* _REQUIRED WORK_
All records below are to be set down precisely as written, excluding pictures.

* _PROVIDED INFORMATION_
--------------------

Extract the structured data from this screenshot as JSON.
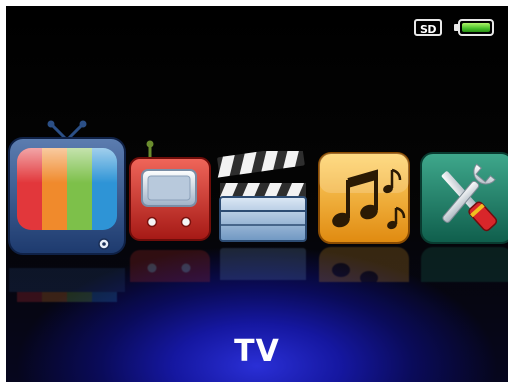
{
  "status_bar": {
    "storage_label": "SD",
    "battery_level": 1.0,
    "battery_color": "#49c22a"
  },
  "menu": {
    "selected_index": 0,
    "items": [
      {
        "icon": "tv-icon",
        "selected": true
      },
      {
        "icon": "radio-icon",
        "selected": false
      },
      {
        "icon": "video-clapperboard-icon",
        "selected": false
      },
      {
        "icon": "music-notes-icon",
        "selected": false
      },
      {
        "icon": "settings-tools-icon",
        "selected": false
      }
    ]
  },
  "selected_title": "TV"
}
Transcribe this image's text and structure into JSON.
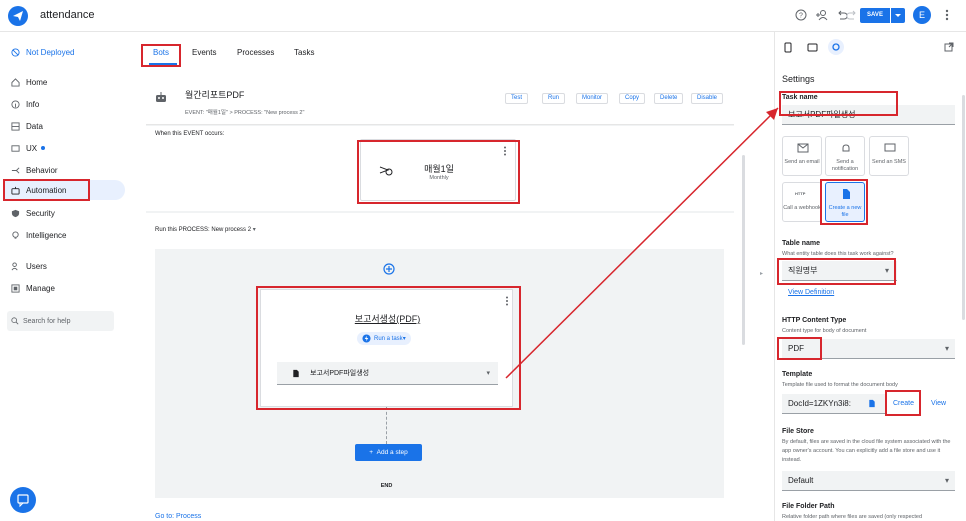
{
  "app": {
    "name": "attendance"
  },
  "toolbar": {
    "save_label": "SAVE",
    "avatar_letter": "E"
  },
  "nav": {
    "deploy_status": "Not Deployed",
    "items": [
      {
        "label": "Home"
      },
      {
        "label": "Info"
      },
      {
        "label": "Data"
      },
      {
        "label": "UX"
      },
      {
        "label": "Behavior"
      },
      {
        "label": "Automation"
      },
      {
        "label": "Security"
      },
      {
        "label": "Intelligence"
      },
      {
        "label": "Users"
      },
      {
        "label": "Manage"
      }
    ],
    "search_placeholder": "Search for help"
  },
  "tabs": [
    "Bots",
    "Events",
    "Processes",
    "Tasks"
  ],
  "bot": {
    "name": "월간리포트PDF",
    "subtitle": "EVENT: \"매월1일\" > PROCESS: \"New process 2\"",
    "actions": [
      "Test",
      "Run",
      "Monitor",
      "Copy",
      "Delete",
      "Disable"
    ],
    "event_heading": "When this EVENT occurs:",
    "event_name": "매월1일",
    "event_schedule": "Monthly",
    "process_heading": "Run this PROCESS:",
    "process_name": "New process 2",
    "step_name": "보고서생성(PDF)",
    "step_type": "Run a task",
    "task_name": "보고서PDF파일생성",
    "add_step": "Add a step",
    "end_label": "END",
    "goto": "Go to: Process"
  },
  "panel": {
    "title": "Settings",
    "task_name_label": "Task name",
    "task_name_value": "보고서PDF파일생성",
    "task_tiles": [
      {
        "label": "Send an email",
        "icon": "email-icon"
      },
      {
        "label": "Send a notification",
        "icon": "bell-icon"
      },
      {
        "label": "Send an SMS",
        "icon": "chat-icon"
      },
      {
        "label": "Call a webhook",
        "icon": "http-icon"
      },
      {
        "label": "Create a new file",
        "icon": "file-icon"
      }
    ],
    "table_label": "Table name",
    "table_help": "What entity table does this task work against?",
    "table_value": "직원명부",
    "view_definition": "View Definition",
    "content_type_label": "HTTP Content Type",
    "content_type_help": "Content type for body of document",
    "content_type_value": "PDF",
    "template_label": "Template",
    "template_help": "Template file used to format the document body",
    "template_value": "DocId=1ZKYn3i8:",
    "create_label": "Create",
    "view_label": "View",
    "file_store_label": "File Store",
    "file_store_help": "By default, files are saved in the cloud file system associated with the app owner's account. You can explicitly add a file store and use it instead.",
    "file_store_value": "Default",
    "folder_label": "File Folder Path",
    "folder_help": "Relative folder path where files are saved (only respected"
  },
  "colors": {
    "accent": "#1a73e8",
    "highlight": "#d7262d"
  }
}
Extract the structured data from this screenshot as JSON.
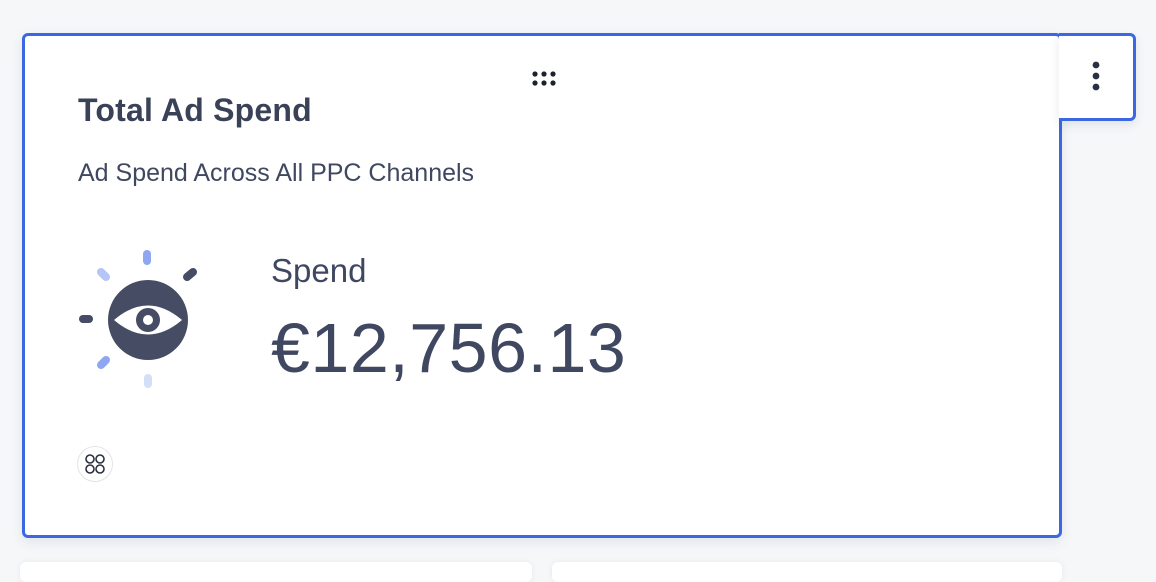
{
  "widget": {
    "title": "Total Ad Spend",
    "subtitle": "Ad Spend Across All PPC Channels",
    "metric": {
      "label": "Spend",
      "value": "€12,756.13",
      "icon": "eye-icon"
    },
    "integration_icon": "integration-icon"
  },
  "controls": {
    "drag_icon": "drag-handle-icon",
    "menu_icon": "more-vertical-icon"
  },
  "colors": {
    "accent_border": "#3b67e3",
    "text_primary": "#3a4258",
    "icon_dark": "#454c63",
    "icon_light_blue": "#9db2f2"
  }
}
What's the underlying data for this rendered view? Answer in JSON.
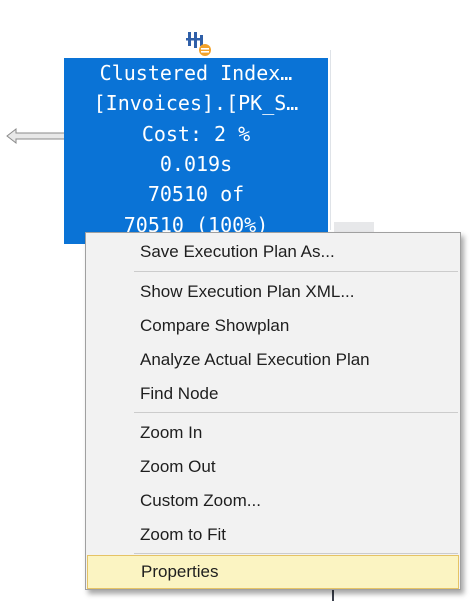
{
  "plan_node": {
    "icon": "clustered-index-scan-icon",
    "lines": [
      "Clustered Index…",
      "[Invoices].[PK_S…",
      "Cost: 2 %",
      "0.019s",
      "70510 of",
      "70510 (100%)"
    ],
    "color": "#0a73d6"
  },
  "context_menu": {
    "items": [
      {
        "label": "Save Execution Plan As..."
      },
      {
        "label": "Show Execution Plan XML..."
      },
      {
        "label": "Compare Showplan"
      },
      {
        "label": "Analyze Actual Execution Plan"
      },
      {
        "label": "Find Node"
      },
      {
        "label": "Zoom In"
      },
      {
        "label": "Zoom Out"
      },
      {
        "label": "Custom Zoom..."
      },
      {
        "label": "Zoom to Fit"
      },
      {
        "label": "Properties",
        "highlighted": true
      }
    ],
    "highlight_color": "#fbf4c2"
  }
}
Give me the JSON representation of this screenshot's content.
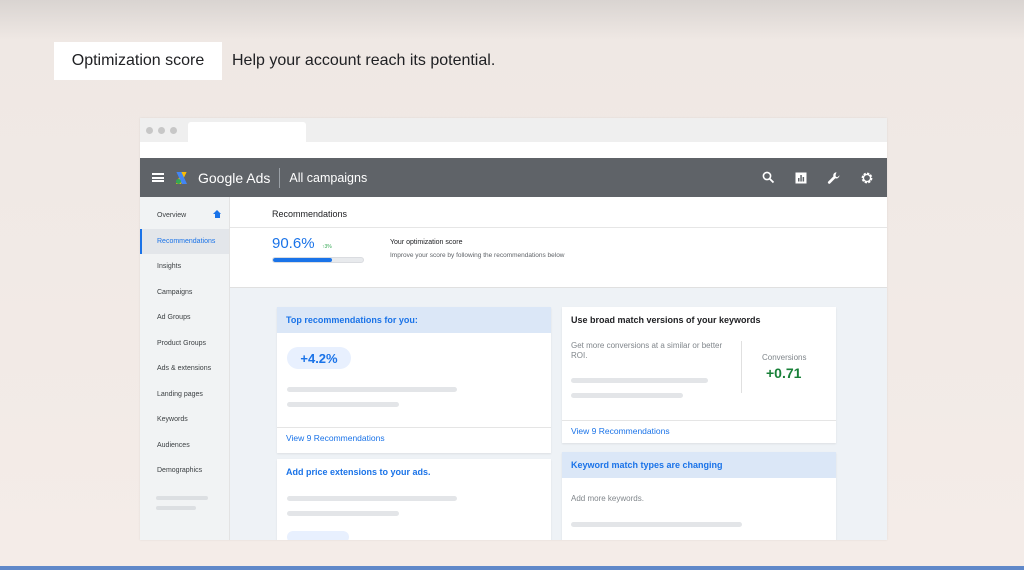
{
  "slide": {
    "title": "Optimization score",
    "subtitle": "Help your account reach its potential."
  },
  "app": {
    "brand": "Google Ads",
    "breadcrumb": "All campaigns",
    "icons": [
      "search-icon",
      "reports-icon",
      "tools-icon",
      "settings-icon"
    ]
  },
  "sidebar": {
    "items": [
      {
        "label": "Overview",
        "active": false
      },
      {
        "label": "Recommendations",
        "active": true
      },
      {
        "label": "Insights",
        "active": false
      },
      {
        "label": "Campaigns",
        "active": false
      },
      {
        "label": "Ad Groups",
        "active": false
      },
      {
        "label": "Product Groups",
        "active": false
      },
      {
        "label": "Ads & extensions",
        "active": false
      },
      {
        "label": "Landing pages",
        "active": false
      },
      {
        "label": "Keywords",
        "active": false
      },
      {
        "label": "Audiences",
        "active": false
      },
      {
        "label": "Demographics",
        "active": false
      }
    ]
  },
  "recommendations": {
    "title": "Recommendations",
    "score": "90.6%",
    "delta": "↑3%",
    "progress_fraction": 0.66,
    "score_label": "Your optimization score",
    "score_desc": "Improve your score by following the recommendations below"
  },
  "cards": {
    "top": {
      "heading": "Top recommendations for you:",
      "uplift": "+4.2%",
      "link": "View 9 Recommendations"
    },
    "broad": {
      "heading": "Use broad match versions of your keywords",
      "body": "Get more conversions at a similar or better ROI.",
      "metric_label": "Conversions",
      "metric_value": "+0.71",
      "link": "View 9 Recommendations"
    },
    "price": {
      "heading": "Add price extensions to your ads."
    },
    "match": {
      "heading": "Keyword match types are changing",
      "body": "Add more keywords."
    }
  },
  "colors": {
    "accent": "#1a73e8",
    "appbar": "#5f6368",
    "positive": "#188038"
  }
}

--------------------

* _ANSWER TO THIS TASK_
Extract the structured data from this screenshot as JSON.
{
  "status_bar": {
    "storage_label": "SD",
    "battery_level": 1.0,
    "battery_color": "#49c22a"
  },
  "menu": {
    "selected_index": 0,
    "items": [
      {
        "icon": "tv-icon",
        "selected": true
      },
      {
        "icon": "radio-icon",
        "selected": false
      },
      {
        "icon": "video-clapperboard-icon",
        "selected": false
      },
      {
        "icon": "music-notes-icon",
        "selected": false
      },
      {
        "icon": "settings-tools-icon",
        "selected": false
      }
    ]
  },
  "selected_title": "TV"
}
Transcribe this image's text and structure into JSON.
{
  "app": {
    "name": "attendance"
  },
  "toolbar": {
    "save_label": "SAVE",
    "avatar_letter": "E"
  },
  "nav": {
    "deploy_status": "Not Deployed",
    "items": [
      {
        "label": "Home"
      },
      {
        "label": "Info"
      },
      {
        "label": "Data"
      },
      {
        "label": "UX"
      },
      {
        "label": "Behavior"
      },
      {
        "label": "Automation"
      },
      {
        "label": "Security"
      },
      {
        "label": "Intelligence"
      },
      {
        "label": "Users"
      },
      {
        "label": "Manage"
      }
    ],
    "search_placeholder": "Search for help"
  },
  "tabs": [
    "Bots",
    "Events",
    "Processes",
    "Tasks"
  ],
  "bot": {
    "name": "월간리포트PDF",
    "subtitle": "EVENT: \"매월1일\" > PROCESS: \"New process 2\"",
    "actions": [
      "Test",
      "Run",
      "Monitor",
      "Copy",
      "Delete",
      "Disable"
    ],
    "event_heading": "When this EVENT occurs:",
    "event_name": "매월1일",
    "event_schedule": "Monthly",
    "process_heading": "Run this PROCESS:",
    "process_name": "New process 2",
    "step_name": "보고서생성(PDF)",
    "step_type": "Run a task",
    "task_name": "보고서PDF파일생성",
    "add_step": "Add a step",
    "end_label": "END",
    "goto": "Go to: Process"
  },
  "panel": {
    "title": "Settings",
    "task_name_label": "Task name",
    "task_name_value": "보고서PDF파일생성",
    "task_tiles": [
      {
        "label": "Send an email",
        "icon": "email-icon"
      },
      {
        "label": "Send a notification",
        "icon": "bell-icon"
      },
      {
        "label": "Send an SMS",
        "icon": "chat-icon"
      },
      {
        "label": "Call a webhook",
        "icon": "http-icon"
      },
      {
        "label": "Create a new file",
        "icon": "file-icon"
      }
    ],
    "table_label": "Table name",
    "table_help": "What entity table does this task work against?",
    "table_value": "직원명부",
    "view_definition": "View Definition",
    "content_type_label": "HTTP Content Type",
    "content_type_help": "Content type for body of document",
    "content_type_value": "PDF",
    "template_label": "Template",
    "template_help": "Template file used to format the document body",
    "template_value": "DocId=1ZKYn3i8:",
    "create_label": "Create",
    "view_label": "View",
    "file_store_label": "File Store",
    "file_store_help": "By default, files are saved in the cloud file system associated with the app owner's account. You can explicitly add a file store and use it instead.",
    "file_store_value": "Default",
    "folder_label": "File Folder Path",
    "folder_help": "Relative folder path where files are saved (only respected"
  },
  "colors": {
    "accent": "#1a73e8",
    "highlight": "#d7262d"
  }
}
Extract the structured data from this screenshot as JSON.
{
  "widget": {
    "title": "Total Ad Spend",
    "subtitle": "Ad Spend Across All PPC Channels",
    "metric": {
      "label": "Spend",
      "value": "€12,756.13",
      "icon": "eye-icon"
    },
    "integration_icon": "integration-icon"
  },
  "controls": {
    "drag_icon": "drag-handle-icon",
    "menu_icon": "more-vertical-icon"
  },
  "colors": {
    "accent_border": "#3b67e3",
    "text_primary": "#3a4258",
    "icon_dark": "#454c63",
    "icon_light_blue": "#9db2f2"
  }
}
What's the underlying data for this rendered view? Answer in JSON.
{
  "plan_node": {
    "icon": "clustered-index-scan-icon",
    "lines": [
      "Clustered Index…",
      "[Invoices].[PK_S…",
      "Cost: 2 %",
      "0.019s",
      "70510 of",
      "70510 (100%)"
    ],
    "color": "#0a73d6"
  },
  "context_menu": {
    "items": [
      {
        "label": "Save Execution Plan As..."
      },
      {
        "label": "Show Execution Plan XML..."
      },
      {
        "label": "Compare Showplan"
      },
      {
        "label": "Analyze Actual Execution Plan"
      },
      {
        "label": "Find Node"
      },
      {
        "label": "Zoom In"
      },
      {
        "label": "Zoom Out"
      },
      {
        "label": "Custom Zoom..."
      },
      {
        "label": "Zoom to Fit"
      },
      {
        "label": "Properties",
        "highlighted": true
      }
    ],
    "highlight_color": "#fbf4c2"
  }
}
Give me the JSON representation of this screenshot's content.
{
  "slide": {
    "title": "Optimization score",
    "subtitle": "Help your account reach its potential."
  },
  "app": {
    "brand": "Google Ads",
    "breadcrumb": "All campaigns",
    "icons": [
      "search-icon",
      "reports-icon",
      "tools-icon",
      "settings-icon"
    ]
  },
  "sidebar": {
    "items": [
      {
        "label": "Overview",
        "active": false
      },
      {
        "label": "Recommendations",
        "active": true
      },
      {
        "label": "Insights",
        "active": false
      },
      {
        "label": "Campaigns",
        "active": false
      },
      {
        "label": "Ad Groups",
        "active": false
      },
      {
        "label": "Product Groups",
        "active": false
      },
      {
        "label": "Ads & extensions",
        "active": false
      },
      {
        "label": "Landing pages",
        "active": false
      },
      {
        "label": "Keywords",
        "active": false
      },
      {
        "label": "Audiences",
        "active": false
      },
      {
        "label": "Demographics",
        "active": false
      }
    ]
  },
  "recommendations": {
    "title": "Recommendations",
    "score": "90.6%",
    "delta": "↑3%",
    "progress_fraction": 0.66,
    "score_label": "Your optimization score",
    "score_desc": "Improve your score by following the recommendations below"
  },
  "cards": {
    "top": {
      "heading": "Top recommendations for you:",
      "uplift": "+4.2%",
      "link": "View 9 Recommendations"
    },
    "broad": {
      "heading": "Use broad match versions of your keywords",
      "body": "Get more conversions at a similar or better ROI.",
      "metric_label": "Conversions",
      "metric_value": "+0.71",
      "link": "View 9 Recommendations"
    },
    "price": {
      "heading": "Add price extensions to your ads."
    },
    "match": {
      "heading": "Keyword match types are changing",
      "body": "Add more keywords."
    }
  },
  "colors": {
    "accent": "#1a73e8",
    "appbar": "#5f6368",
    "positive": "#188038"
  }
}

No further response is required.